MoneyWell ($60 / $30 during Preview Sale)
Fans of You Need a Budget will like MoneyWell; the layout is very similar to YNAB’s online client, and budgeting works in the same way. The envelope-budgeting system is one that’s been around for a long time, and has worked for a lot of people, so there’s a good chance that MoneyWell’s system will work for you. The income/expense graph that can be displayed at the bottom of the transaction screen is a very convenient way to see how your monthly cash flow has been going, which is always a good thing to have front and center.

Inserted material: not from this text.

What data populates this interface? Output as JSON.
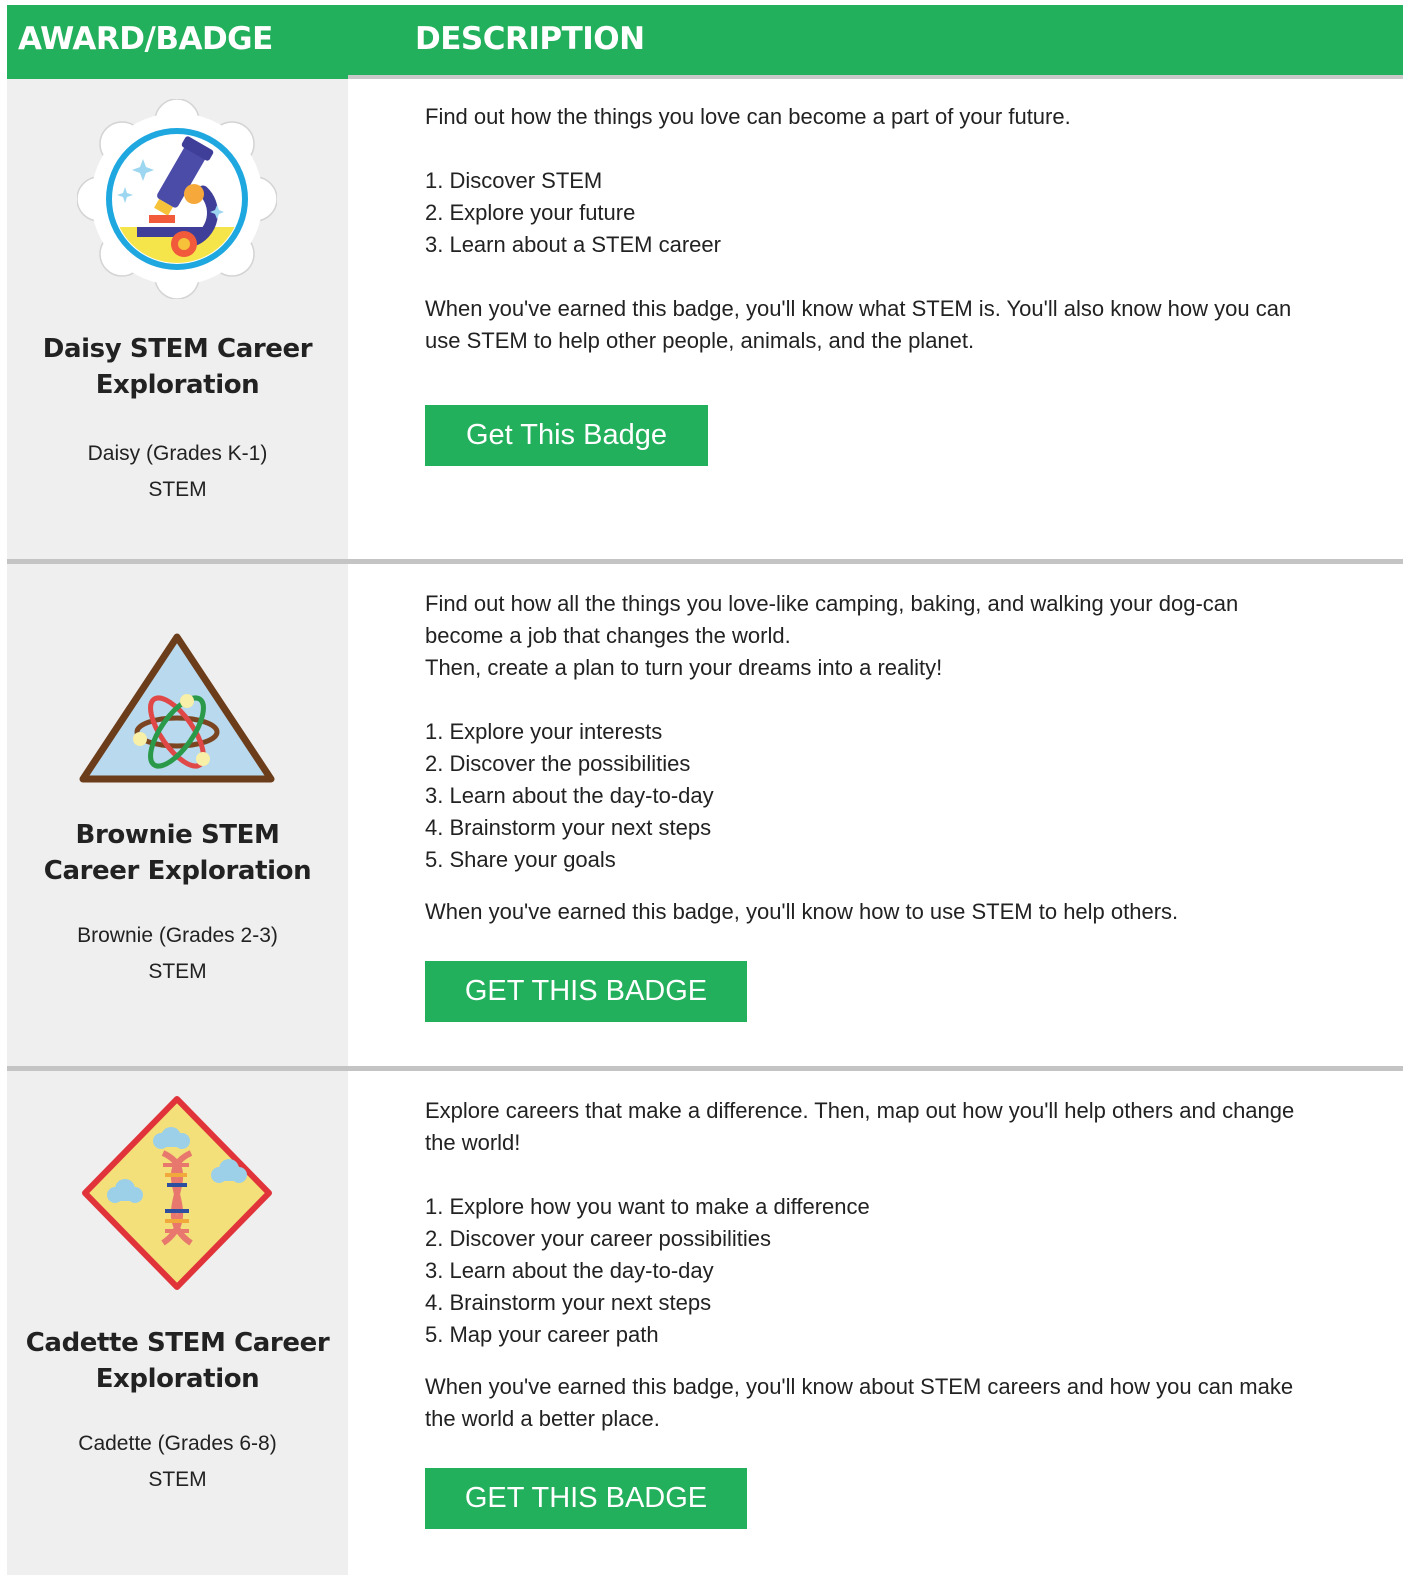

MoneyWell’s interface is really nice — possibly the nicest of all the apps reviewed here. While it doesn’t display quite as much information as some of the other options, it’s very clean and easy to read, and it doesn’t look like it was designed in the 90s. The inclusion of smart filters is nice for finding specific groups of transactions without having to search for them, and the app is very flexible when it comes to dealing with multiple currencies. MoneyWell’s website states that it’s the only app that “allows you to record a transaction in one currency, store it in an account register in a second currency, and assign it to a budget bucket in a third.”
Unfortunately, MoneyWell doesn’t connect to PayPal (though you could presumably manually download and import your transactions), and its reporting capabilities aren’t quite up to the standard of other apps. You can create custom reports that will get you the information you want, but it doesn’t have nearly as many built-in reports as Moneydance. However, if you’re not looking for extremely detailed reports or you want a client that’s built to work well with envelopes-based budgeting, MoneyWell is a great option, especially during the Preview Sale, while it’s still only $30.
SEE Finance ($40)
With a highly customizable interface, SEE Finance is likely to appeal to people who like to tinker with their apps until they get the exact layout and functionality they want. Transaction displays, colors, fonts, even transition effects can be tweaked. Budgets and transaction filters are also customizable so you can keep track of your finances in exactly the way you want.
The rest of SEE’s features are the ones you’d expect: automatic account syncing, multiple currency support, graph-based reporting, investment monitoring, and the ability to work with a wide range of account types. You’re also given the option of password-protecting your financial files, and the login information for your account is stored in Apple’s Keychain for additional security.
Unfortunately, SEE’s interface isn’t always easy to use; I couldn’t figure out how to get an amount set in my budget without referencing the help files, and the interface — like many of the interfaces belonging to apps in this list — felt quite dated. And SEE doesn’t natively support PayPal, which is likely to be a problem for many of our readers. Although the price is reasonable compared to other options, I’d be hard-pressed to recommend this unless there are very specific features you’re looking for that you can’t find in other apps (though I’m not aware of any notable ones).
Your Mac Personal Finance Software Recommendations
While these five are some of the most popular options for personal finance software on the Mac, there are certainly other options (including, of course, Quicken). We’d love to hear what you like or dislike about these apps, and whether you use one of these options or one that wasn’t listed.
Or do you just use an online solution? Both Mint and YNAB are great web apps for keeping track of your finances, and there are plenty of mobile-only apps that help you stay on top of your spending and budgeting as well. Maybe you just don’t need all the features of a paid Mac app. Maybe you just stick to using your own budget spreadsheet. Either way, we want to hear from you.
What do you use to keep track of your personal finances on your Mac? Share your best recommendations in the comments below!